Prisoner, on the other hand, comes two years after Adams’ divorce. The break is done and on the public record, time has passed, and Mandy Moore is now one of the brightest stars on TV. Thus, Prisoner feels more reflective and accepting. Adams is telling us what has happened and how he feels in its aftermath.
Adams said he wrote over 80 songs for Prisoner. I would love to hear the songs that were cut, or the original versions of the songs that did make it. I would imagine those he wrote two years to 18 months ago have a completely different feel than the final versions that were published. I bet there was more anger, hurt, and unedited emotion in those songs.
From that comes my only real disappointment in the album. It’s a little one-notey. Each song is of the same stage in Adams’ grief. And while that stage still has pain, it’s not the searing pain of the earliest days in a breakup. There are very few moments of anger. In fact, the cruelest line I can find on the album comes on my favorite song, “Outbound Train” when he sings
Swear I wasn’t lonely when I met your girl
I was just so bored, I was so bored…
When it comes to sick, breakup burns put to wax, that ranks pretty low.

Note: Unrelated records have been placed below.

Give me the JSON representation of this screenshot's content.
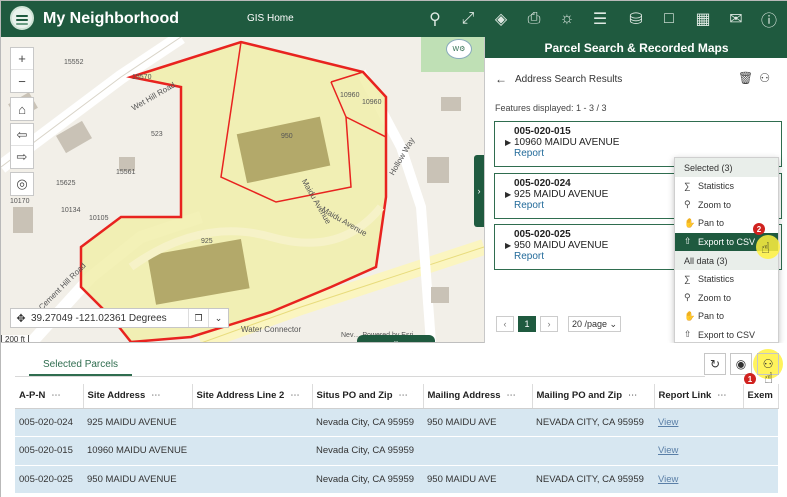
{
  "header": {
    "app_title": "My Neighborhood",
    "subtitle": "GIS Home",
    "tools": [
      "search-icon",
      "select-icon",
      "layers-icon",
      "print-icon",
      "basemap-icon",
      "measure-icon",
      "database-icon",
      "bookmark-icon",
      "grid-icon",
      "mail-icon",
      "info-icon"
    ]
  },
  "map": {
    "zoom_in": "+",
    "zoom_out": "−",
    "parcel_labels": [
      "15552",
      "15570",
      "523",
      "15561",
      "15625",
      "10170",
      "10134",
      "10105",
      "10960",
      "10960",
      "950",
      "925"
    ],
    "street_labels": [
      "Wet Hill Road",
      "Hollow Way",
      "Maidu Avenue",
      "Maidu Avenue",
      "Cement Hill Road",
      "Water Connector"
    ],
    "coordinates": "39.27049 -121.02361 Degrees",
    "scale": "200 ft",
    "attribution": "Nev… Powered by Esri",
    "watermark_text": "W"
  },
  "panel": {
    "title": "Parcel Search & Recorded Maps",
    "results_title": "Address Search Results",
    "features_label": "Features displayed: 1 - 3 / 3",
    "link_label": "Report",
    "results": [
      {
        "apn": "005-020-015",
        "address": "10960 MAIDU AVENUE"
      },
      {
        "apn": "005-020-024",
        "address": "925 MAIDU AVENUE"
      },
      {
        "apn": "005-020-025",
        "address": "950 MAIDU AVENUE"
      }
    ],
    "pager": {
      "current": "1",
      "per_page": "20 /page"
    }
  },
  "menu": {
    "selected_header": "Selected (3)",
    "selected_items": [
      "Statistics",
      "Zoom to",
      "Pan to",
      "Export to CSV"
    ],
    "all_header": "All data (3)",
    "all_items": [
      "Statistics",
      "Zoom to",
      "Pan to",
      "Export to CSV"
    ],
    "step_badge": "2"
  },
  "table": {
    "tab_label": "Selected Parcels",
    "step_badge": "1",
    "columns": [
      "A-P-N",
      "Site Address",
      "Site Address Line 2",
      "Situs PO and Zip",
      "Mailing Address",
      "Mailing PO and Zip",
      "Report Link",
      "Exem"
    ],
    "rows": [
      [
        "005-020-024",
        "925 MAIDU AVENUE",
        "",
        "Nevada City, CA 95959",
        "950 MAIDU AVE",
        "NEVADA CITY, CA 95959",
        "View",
        ""
      ],
      [
        "005-020-015",
        "10960 MAIDU AVENUE",
        "",
        "Nevada City, CA 95959",
        "",
        "",
        "View",
        ""
      ],
      [
        "005-020-025",
        "950 MAIDU AVENUE",
        "",
        "Nevada City, CA 95959",
        "950 MAIDU AVE",
        "NEVADA CITY, CA 95959",
        "View",
        ""
      ]
    ]
  },
  "colors": {
    "brand_green": "#1f5a3f",
    "selection_red": "#e8231f",
    "parcel_fill": "#f1efaa",
    "row_highlight": "#d7e7f1"
  }
}
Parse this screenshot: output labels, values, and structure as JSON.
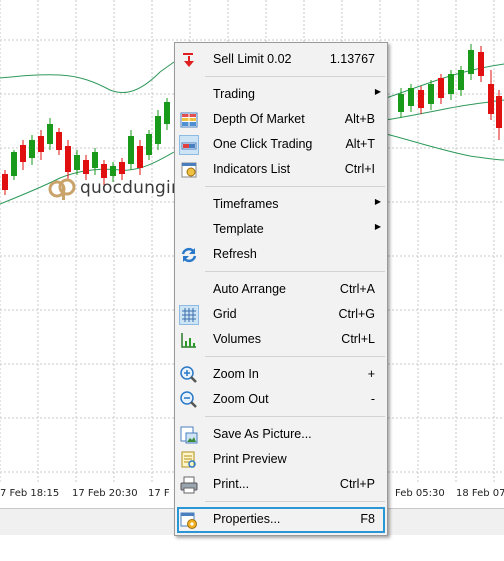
{
  "time_axis": [
    "7 Feb 18:15",
    "17 Feb 20:30",
    "17 F",
    "Feb 05:30",
    "18 Feb 07:"
  ],
  "watermark": {
    "text": "quocdunginvest"
  },
  "colors": {
    "bull": "#1a9a1a",
    "bear": "#e01010",
    "band": "#2e9a5a",
    "grid": "#c8c8c8",
    "highlight": "#2b96d6"
  },
  "menu": {
    "items": [
      {
        "label": "Sell Limit 0.02",
        "shortcut": "1.13767",
        "icon": "sell-arrow-icon"
      },
      {
        "label": "Trading",
        "shortcut": "",
        "submenu": true,
        "icon": ""
      },
      {
        "label": "Depth Of Market",
        "shortcut": "Alt+B",
        "icon": "depth-of-market-icon"
      },
      {
        "label": "One Click Trading",
        "shortcut": "Alt+T",
        "icon": "one-click-trading-icon"
      },
      {
        "label": "Indicators List",
        "shortcut": "Ctrl+I",
        "icon": "indicators-list-icon"
      },
      {
        "label": "Timeframes",
        "shortcut": "",
        "submenu": true,
        "icon": ""
      },
      {
        "label": "Template",
        "shortcut": "",
        "submenu": true,
        "icon": ""
      },
      {
        "label": "Refresh",
        "shortcut": "",
        "icon": "refresh-icon"
      },
      {
        "label": "Auto Arrange",
        "shortcut": "Ctrl+A",
        "icon": ""
      },
      {
        "label": "Grid",
        "shortcut": "Ctrl+G",
        "icon": "grid-icon"
      },
      {
        "label": "Volumes",
        "shortcut": "Ctrl+L",
        "icon": "volumes-icon"
      },
      {
        "label": "Zoom In",
        "shortcut": "+",
        "icon": "zoom-in-icon"
      },
      {
        "label": "Zoom Out",
        "shortcut": "-",
        "icon": "zoom-out-icon"
      },
      {
        "label": "Save As Picture...",
        "shortcut": "",
        "icon": "save-picture-icon"
      },
      {
        "label": "Print Preview",
        "shortcut": "",
        "icon": "print-preview-icon"
      },
      {
        "label": "Print...",
        "shortcut": "Ctrl+P",
        "icon": "printer-icon"
      },
      {
        "label": "Properties...",
        "shortcut": "F8",
        "icon": "properties-icon"
      }
    ]
  }
}
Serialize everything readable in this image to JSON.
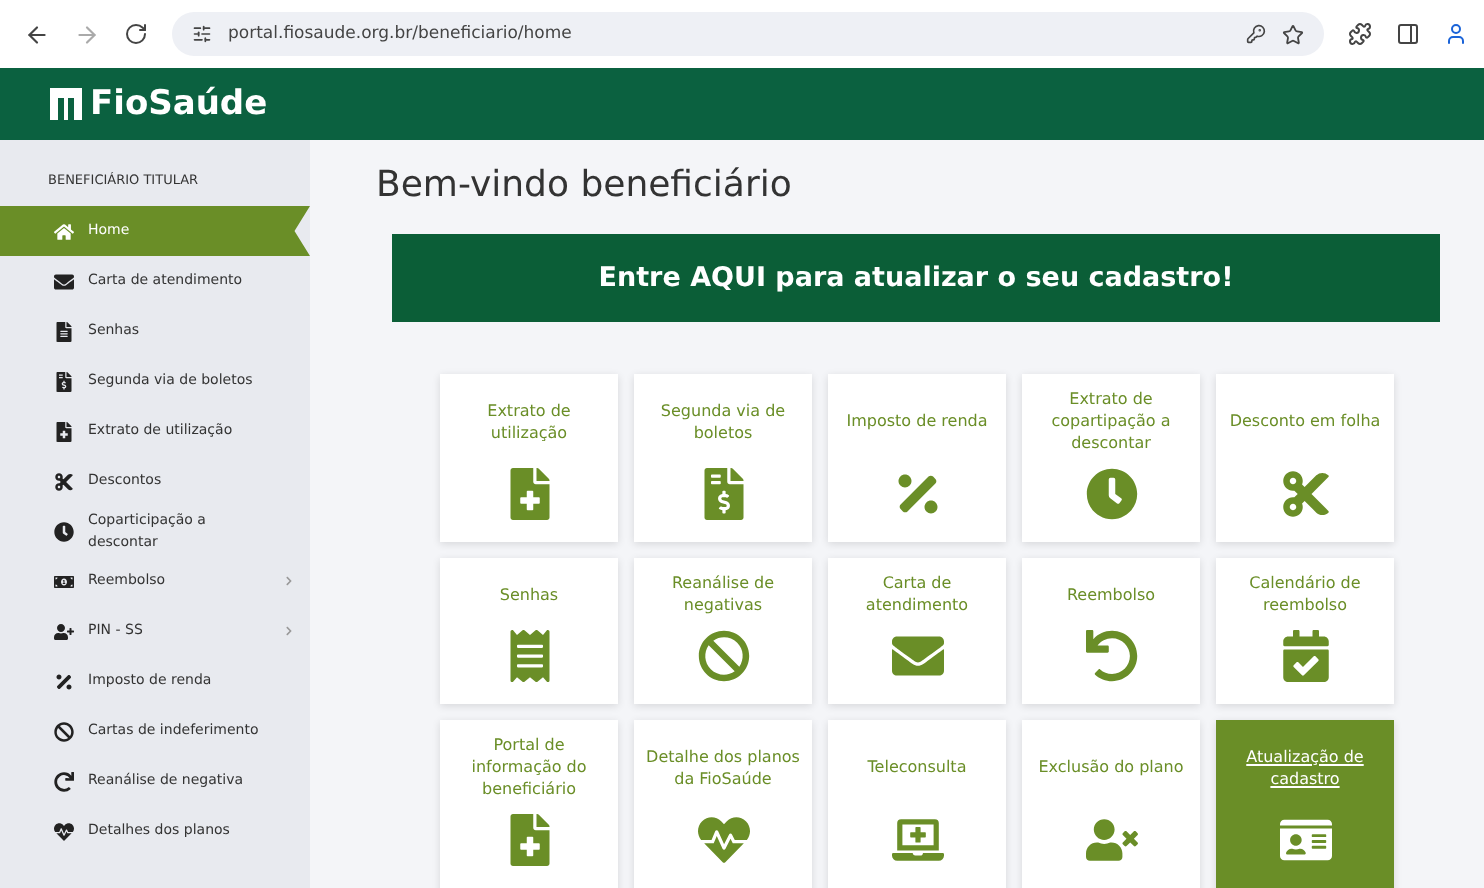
{
  "browser": {
    "url": "portal.fiosaude.org.br/beneficiario/home"
  },
  "header": {
    "logo": "FioSaúde"
  },
  "sidebar": {
    "heading": "BENEFICIÁRIO TITULAR",
    "items": [
      {
        "label": "Home",
        "selected": true,
        "submenu": false
      },
      {
        "label": "Carta de atendimento",
        "selected": false,
        "submenu": false
      },
      {
        "label": "Senhas",
        "selected": false,
        "submenu": false
      },
      {
        "label": "Segunda via de boletos",
        "selected": false,
        "submenu": false
      },
      {
        "label": "Extrato de utilização",
        "selected": false,
        "submenu": false
      },
      {
        "label": "Descontos",
        "selected": false,
        "submenu": false
      },
      {
        "label": "Coparticipação a descontar",
        "selected": false,
        "submenu": false
      },
      {
        "label": "Reembolso",
        "selected": false,
        "submenu": true
      },
      {
        "label": "PIN - SS",
        "selected": false,
        "submenu": true
      },
      {
        "label": "Imposto de renda",
        "selected": false,
        "submenu": false
      },
      {
        "label": "Cartas de indeferimento",
        "selected": false,
        "submenu": false
      },
      {
        "label": "Reanálise de negativa",
        "selected": false,
        "submenu": false
      },
      {
        "label": "Detalhes dos planos",
        "selected": false,
        "submenu": false
      }
    ]
  },
  "main": {
    "title": "Bem-vindo beneficiário",
    "banner": "Entre AQUI para atualizar o seu cadastro!",
    "tiles": [
      {
        "label": "Extrato de utilização",
        "highlighted": false
      },
      {
        "label": "Segunda via de boletos",
        "highlighted": false
      },
      {
        "label": "Imposto de renda",
        "highlighted": false
      },
      {
        "label": "Extrato de copartipação a descontar",
        "highlighted": false
      },
      {
        "label": "Desconto em folha",
        "highlighted": false
      },
      {
        "label": "Senhas",
        "highlighted": false
      },
      {
        "label": "Reanálise de negativas",
        "highlighted": false
      },
      {
        "label": "Carta de atendimento",
        "highlighted": false
      },
      {
        "label": "Reembolso",
        "highlighted": false
      },
      {
        "label": "Calendário de reembolso",
        "highlighted": false
      },
      {
        "label": "Portal de informação do beneficiário",
        "highlighted": false
      },
      {
        "label": "Detalhe dos planos da FioSaúde",
        "highlighted": false
      },
      {
        "label": "Teleconsulta",
        "highlighted": false
      },
      {
        "label": "Exclusão do plano",
        "highlighted": false
      },
      {
        "label": "Atualização de cadastro",
        "highlighted": true
      }
    ]
  }
}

He’s sad, he’s lonely, but the pain feels weathered and familiar rather than fresh and raw, and there are also no glimmers of hope that he and his lost love can repair things.
That one quibble aside, I still love listening to the album. As I said, some of the songs are profoundly pretty. It’s a classic grower, that keeps burrowing into your head a little more on each listen. There isn’t a song as great as “Brilliant Disguise” on it, but there’s also not a single song I skip past where Tunnel has several I have no interest in listening to.
In addition to Tunnel of Love, I keep thinking of two other great breakup albums, both of which just happen to be in my top 20 albums ever: Frightened Rabbit’s The Midnight Organ Fight and the War on Drugs’ Lost In The Dream.
Midnight is all piss and anger and sticking your finger in the wound to make sure you still feel the pain. Lost in the Dream feels like the sigh when you’re just rising out of that stage, coming to terms with the pain and loss, and beginning to realize that you need to find a path out of it.
Prisoner is another step down that path. The pain isn’t completely gone, but it has eased. And the dominant emotion is of being lonely rather than devastated.
A near perfect – but deeply depressing – soundtrack to the end of a relationship would begin with Tunnel of Love, careen into The Midnight Organ Fight, stumble through Lost in the Dream, and finally resolve in Prisoner.
Rating Ryan Adams albums is always difficult, partially because of the quantity of his output over the years, partially because he shifts sounds so often, partially because of the expectations of his talent. I don’t know that Prisoner is his best album. But I think it is an honest and accurate representation of the artist he has become: one of our finest chroniclers of love and loss.
- Holy Springsteen-esque title! ↩